Quartz Hill New Security Procedures

By Tyler Sinness, Staff Writer

In a new move, Principal Zach Mercier announced the school’s plan to increase security measures even farther than the measures that have been taken over the past year. “We’re very excited for this new chapter in this pris- erm, I mean, school’s history,” the principal announced in a statement, “Beginning next year, new security measures will be implemented into the school, such as the use of barbed wire fencing and a biometric ID system.” The new measures would further protect students from the threat of a school shooter, in light of the lack of laws passed at the federal level to effectively reduce the threat of gun violence, even as the threat continues to rise in American schools.

“We’re especially excited about the watchtowers,” Mr. Mercier added, “Twenty feet high, with your trusted security guards in the nest. I wouldn’t want to be caught on Clyde’s watch if you’re sneaking back in on phony lunch privileges.”

Entering the school will soon have new precautions as well. Each student will have to perform a series of tests to prove the validity of their student identification. First, one must scan their right hand and right eye by a biometric scanner. Then, students must speak into an all-new voice recognition software (the funds for which were allocated from the budget for textbooks). Finally, every student must cite the alma mater by heart.
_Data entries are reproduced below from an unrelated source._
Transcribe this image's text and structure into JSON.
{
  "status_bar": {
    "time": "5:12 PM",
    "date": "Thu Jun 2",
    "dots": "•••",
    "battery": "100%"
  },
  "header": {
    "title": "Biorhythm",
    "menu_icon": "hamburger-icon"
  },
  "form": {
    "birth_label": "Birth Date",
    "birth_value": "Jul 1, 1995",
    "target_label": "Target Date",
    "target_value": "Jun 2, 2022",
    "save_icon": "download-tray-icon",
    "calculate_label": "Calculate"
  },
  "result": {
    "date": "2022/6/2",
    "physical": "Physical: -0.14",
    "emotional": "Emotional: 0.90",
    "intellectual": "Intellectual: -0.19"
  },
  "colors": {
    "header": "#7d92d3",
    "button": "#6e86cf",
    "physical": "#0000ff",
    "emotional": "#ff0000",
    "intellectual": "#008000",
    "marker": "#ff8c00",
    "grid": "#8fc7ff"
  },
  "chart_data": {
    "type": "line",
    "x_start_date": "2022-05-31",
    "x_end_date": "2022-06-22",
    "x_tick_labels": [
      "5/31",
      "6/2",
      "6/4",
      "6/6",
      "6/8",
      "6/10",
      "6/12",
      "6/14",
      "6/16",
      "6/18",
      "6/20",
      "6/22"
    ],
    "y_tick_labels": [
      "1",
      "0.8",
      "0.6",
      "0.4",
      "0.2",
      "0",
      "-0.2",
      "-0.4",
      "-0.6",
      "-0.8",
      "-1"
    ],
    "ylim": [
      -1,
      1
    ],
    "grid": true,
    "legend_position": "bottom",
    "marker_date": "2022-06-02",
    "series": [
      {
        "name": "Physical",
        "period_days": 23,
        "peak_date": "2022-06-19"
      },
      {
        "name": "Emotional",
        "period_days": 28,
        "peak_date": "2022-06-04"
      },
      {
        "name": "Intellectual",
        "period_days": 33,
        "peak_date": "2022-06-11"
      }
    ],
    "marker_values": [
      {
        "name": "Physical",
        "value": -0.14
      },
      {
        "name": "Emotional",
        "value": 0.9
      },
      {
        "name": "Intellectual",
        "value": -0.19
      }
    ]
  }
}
If any of these tests are failed, the student will be escorted off campus, where they will promptly be handed a truancy ticket for missing class.

Parents and visitors will be required, upon entering the switchboard, to receive a pat down from a security guard before entering the premises, only to be escorted by said security guard throughout the campus. No visitors are permitted to make physical contact with students in fear that illicit items might be transferred, such as the infamous bagged lunch, which was already banned from entering campus through the switchboard this year.

The administration also planned to increase the severity of on-campus detention, renaming the program to the On-Campus Detention Center, complete with iron-barred holding cells and bunk beds. The Mock Trial team will decide the fate of every student sentenced to On-Campus Detention, ruling on how many days, months, or years they must remain in holding.

“Oh, and, if you could call me Warden instead of Principal, that would be great,” Mr. Mercier added.

Some students have complained about the plan, realizing that there would no longer be a place to hop the fence. Happy April Fools!